PTSD as defined by The Mayo Clinic is a mental health condition that’s triggered by either experiencing or witnessing a terrifying event. Symptoms of PTSD may include flashbacks, nightmares and severe anxiety, as well as uncontrollable thoughts about the event. The PTSD Foundation of America reports that one in three returning troops are diagnosed with serious PTSD symptoms. Veterans with PTSD are more likely to be depressed, drink heavily, use drugs, and have trouble working and maintaining relationships. According to the Group for Advancement of Psychiatry, veterans of the Vietnam War who suffered from PTSD face twice as much substance abuse, divorce, and homelessness as veterans who did not have PTSD.
How many people are affected?
The number of veterans with PTSD is disproportionately higher than the number of people suffering in the population as a whole. The PTSD Foundation of American notes that, while around 7-8 percent of all Americans are currently living with PTSD, almost 31 percent of veterans are affected. The difficult circumstances that many veterans were exposed to during their service make them more susceptible to PTSD. From 9/11 to 2012, the number of veterans diagnosed with PTSD rose to a peak of 21,017, according to a Stateline report. Since then, the number has decreased to 16,012 in 2014 (the last year for which data are available). The likelihood of having PTSD is highly linked to the position or place a veteran served in. The PTSD Foundation of America estimates 30 percent of Vietnam veterans have had PTSD over the course of their lifetimes. That’s significantly more than their estimates for those who served in Operation Desert Storm in Kuwait (12 percent), Operation Iraqi Freedom (11 percent), and Operation Enduring Freedom in Afghanistan (20 percent).
Suicide: More of a problem for veterans than civilians?

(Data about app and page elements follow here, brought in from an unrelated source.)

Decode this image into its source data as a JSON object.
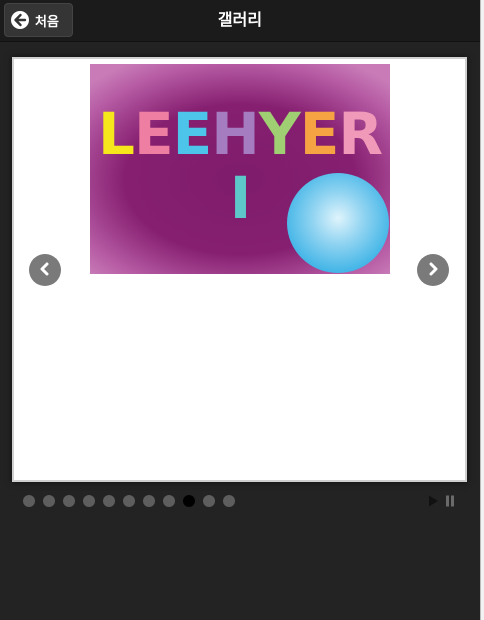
{
  "header": {
    "back_label": "처음",
    "title": "갤러리"
  },
  "slide": {
    "logo_letters": [
      {
        "char": "L",
        "color": "#f6e61c"
      },
      {
        "char": "E",
        "color": "#ef7ea3"
      },
      {
        "char": "E",
        "color": "#4dc4ea"
      },
      {
        "char": "H",
        "color": "#a67cc1"
      },
      {
        "char": "Y",
        "color": "#9fcf72"
      },
      {
        "char": "E",
        "color": "#f6a443"
      },
      {
        "char": "R",
        "color": "#f199b8"
      },
      {
        "char": "I",
        "color": "#5ec7c9"
      }
    ]
  },
  "pagination": {
    "count": 11,
    "active_index": 8
  },
  "controls": {
    "play_icon": "play-icon",
    "pause_icon": "pause-icon"
  },
  "colors": {
    "background": "#232323",
    "slide_bg": "#861f70",
    "arrow_bg": "#7a7a7a",
    "dot_inactive": "#5e5e5e",
    "dot_active": "#000000"
  }
}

Suicide is the 10th leading cause of death in the U.S. The U.S. Veterans Administration has studied the suicide rate among veterans, concluding that those who served during the Iraq and Afghanistan wars between 2001-2007, in both deployed and non-deployed statuses, “had a significantly higher suicide risk compared to the U.S. general population.” One of these veterans is Clay Hunt, mentioned in Phil Klay’s essay. Clay was a Marine Corps veteran who, after returning his home, as Klay describes, “provided relief efforts with the veteran-led disaster response organization Team Rubicon in the wake of earthquakes in Chile and Haiti, raised money for wounded veterans, and helped lobby Congress for veterans’ benefits.” And yet, as Klay writes, Hunt “was never able to get the help he himself needed” after being diagnosed with PTSD, and took his own life in March 2011.
Read Klay’s essay, “The Citizen-Soldier: Moral risk and the modern military,” to learn more about the obligations he says veterans and civilians owe each other and themselves.